Social Anxiety Disorder (SAD)
SAD is characterized by a persistent fear of social or performance related situations in which embarrassment could occur. People with SAD experience so much social anxiety in these situations that they commonly avoid them, leading to interference in their daily lives. SAD can lead to high levels of academic and occupational impairment. Situations commonly feared or avoided by individuals with SAD include public speaking (the number one fear in the U.S.), conversations with others, interacting with authority figures, using the telephone, being introduced, reading aloud, participating in class, eating or drinking in front of others, writing in front of others, dating, and social events. SAD may also cause difficulty in using public restrooms due to paruresis or shy bladder (i.e., can not urinate while others present despite a strong urge to).
There are two subtypes of SAD. The first is called specific. In specific SAD, individuals tend to be relatively comfortable in most social situations, but dread one or a limited number of them. Generalized SAD sufferers fear and avoid a wide range of social situations. Individuals with generalized SAD tend to have a greater level of interference caused by their condition.
SAD affects 13.5% of the U.S. population. It is unclear whether SAD affects more men than women. Research has shown it to be more common in women, however, clinically it may be more common in men. The average age of onset is roughly 15, however, signs of SAD maybe present even in toddlers. Due to these early warning signs many believe that SAD is caused by some, at the present, unknown biological abnormality. There is also evidence that this biological factor may be influenced by environmental factors.
SAD is also very treatable in most cases. Certain anti-anxiety and anti-depressant medications have been found to be helpful in reducing the symptoms of SAD. These medications themselves are rarely enough, and in most cases should be used in combination with therapy.

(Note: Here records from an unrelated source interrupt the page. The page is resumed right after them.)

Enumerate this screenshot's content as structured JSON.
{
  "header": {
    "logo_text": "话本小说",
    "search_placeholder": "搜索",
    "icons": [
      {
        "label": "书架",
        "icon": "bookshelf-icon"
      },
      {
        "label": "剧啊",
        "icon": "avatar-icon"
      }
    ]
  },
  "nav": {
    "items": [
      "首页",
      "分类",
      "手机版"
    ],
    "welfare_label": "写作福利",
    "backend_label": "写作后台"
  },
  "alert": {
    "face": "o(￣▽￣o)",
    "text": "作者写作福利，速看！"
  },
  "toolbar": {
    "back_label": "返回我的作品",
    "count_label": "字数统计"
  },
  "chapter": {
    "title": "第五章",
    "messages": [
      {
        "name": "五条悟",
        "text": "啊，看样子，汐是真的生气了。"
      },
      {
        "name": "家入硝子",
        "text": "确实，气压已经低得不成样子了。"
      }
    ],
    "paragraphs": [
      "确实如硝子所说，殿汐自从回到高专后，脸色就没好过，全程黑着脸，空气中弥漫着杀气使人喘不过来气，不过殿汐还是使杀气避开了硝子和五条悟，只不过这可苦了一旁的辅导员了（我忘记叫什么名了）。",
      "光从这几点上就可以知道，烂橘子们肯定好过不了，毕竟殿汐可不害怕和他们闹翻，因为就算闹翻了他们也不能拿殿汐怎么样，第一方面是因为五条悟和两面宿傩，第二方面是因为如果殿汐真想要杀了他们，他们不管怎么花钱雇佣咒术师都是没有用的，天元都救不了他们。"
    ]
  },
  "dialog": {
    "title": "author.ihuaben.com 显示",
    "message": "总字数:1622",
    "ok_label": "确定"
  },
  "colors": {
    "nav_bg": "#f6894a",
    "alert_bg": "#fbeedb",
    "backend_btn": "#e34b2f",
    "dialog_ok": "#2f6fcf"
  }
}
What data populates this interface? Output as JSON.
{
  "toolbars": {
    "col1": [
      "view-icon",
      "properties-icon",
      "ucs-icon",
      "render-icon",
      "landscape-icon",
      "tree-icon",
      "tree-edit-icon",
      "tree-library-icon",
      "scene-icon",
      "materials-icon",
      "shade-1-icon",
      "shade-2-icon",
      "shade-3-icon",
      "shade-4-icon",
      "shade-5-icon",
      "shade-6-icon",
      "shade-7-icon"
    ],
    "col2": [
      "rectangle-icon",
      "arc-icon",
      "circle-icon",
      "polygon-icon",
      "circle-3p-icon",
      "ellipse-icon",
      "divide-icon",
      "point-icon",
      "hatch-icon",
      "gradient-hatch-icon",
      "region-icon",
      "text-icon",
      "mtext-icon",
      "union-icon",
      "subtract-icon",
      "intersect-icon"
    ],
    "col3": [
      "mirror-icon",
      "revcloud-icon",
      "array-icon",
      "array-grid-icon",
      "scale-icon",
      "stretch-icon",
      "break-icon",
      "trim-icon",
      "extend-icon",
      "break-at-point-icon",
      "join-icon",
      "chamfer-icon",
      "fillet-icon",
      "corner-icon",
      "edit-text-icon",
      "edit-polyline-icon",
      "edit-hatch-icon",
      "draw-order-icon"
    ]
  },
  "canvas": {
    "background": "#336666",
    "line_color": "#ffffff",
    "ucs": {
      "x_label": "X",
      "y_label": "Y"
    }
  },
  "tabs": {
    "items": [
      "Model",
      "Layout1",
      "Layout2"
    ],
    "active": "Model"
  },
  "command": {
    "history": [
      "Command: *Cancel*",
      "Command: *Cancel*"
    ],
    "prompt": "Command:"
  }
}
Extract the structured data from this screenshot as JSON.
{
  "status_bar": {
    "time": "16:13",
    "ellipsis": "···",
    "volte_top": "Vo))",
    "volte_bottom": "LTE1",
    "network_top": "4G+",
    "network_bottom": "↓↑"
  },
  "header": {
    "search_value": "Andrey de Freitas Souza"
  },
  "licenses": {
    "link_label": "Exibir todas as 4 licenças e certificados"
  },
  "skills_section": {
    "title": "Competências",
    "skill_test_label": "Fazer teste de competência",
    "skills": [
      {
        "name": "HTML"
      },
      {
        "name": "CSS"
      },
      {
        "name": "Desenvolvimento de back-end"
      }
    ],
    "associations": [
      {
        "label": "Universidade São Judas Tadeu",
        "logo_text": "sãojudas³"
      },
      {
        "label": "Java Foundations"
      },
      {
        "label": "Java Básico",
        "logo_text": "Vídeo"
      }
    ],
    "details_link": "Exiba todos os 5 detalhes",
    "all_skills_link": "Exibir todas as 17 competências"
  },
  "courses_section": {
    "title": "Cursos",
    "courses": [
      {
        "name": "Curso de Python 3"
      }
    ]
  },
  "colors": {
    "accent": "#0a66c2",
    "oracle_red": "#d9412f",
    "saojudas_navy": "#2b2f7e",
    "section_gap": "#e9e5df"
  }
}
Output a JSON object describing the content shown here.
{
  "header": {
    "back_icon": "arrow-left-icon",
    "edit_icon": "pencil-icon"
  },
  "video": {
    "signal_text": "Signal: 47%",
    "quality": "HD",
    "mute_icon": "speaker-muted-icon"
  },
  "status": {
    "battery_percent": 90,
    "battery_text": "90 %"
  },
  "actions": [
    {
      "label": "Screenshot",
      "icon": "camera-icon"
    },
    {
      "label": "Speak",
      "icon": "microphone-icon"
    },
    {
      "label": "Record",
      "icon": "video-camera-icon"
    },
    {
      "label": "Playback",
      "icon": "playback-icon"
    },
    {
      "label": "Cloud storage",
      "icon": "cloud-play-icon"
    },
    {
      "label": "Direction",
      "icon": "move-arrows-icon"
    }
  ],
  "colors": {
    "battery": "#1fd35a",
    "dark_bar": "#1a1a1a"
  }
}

Cognitive-Behavioral Therapy (CBT) has been found to be effective in reducing SAD symptoms as well. This teaching model trains individuals in skills found to be effective in managing social anxiety and avoidance behaviors. For SAD these skills may include social anxiety monitoring, respiratory control (i.e., slow, controlled breathing), cognitive restructuring (i.e., identify and correct errors in thought), and invivo exposure (i.e., exposure to feared situations). Social skills training may also be necessary. Success rates of roughly 75% have been found using these methods. For some SAD sufferers the most effective and efficient form of treatment may be a combination of medication and CBT.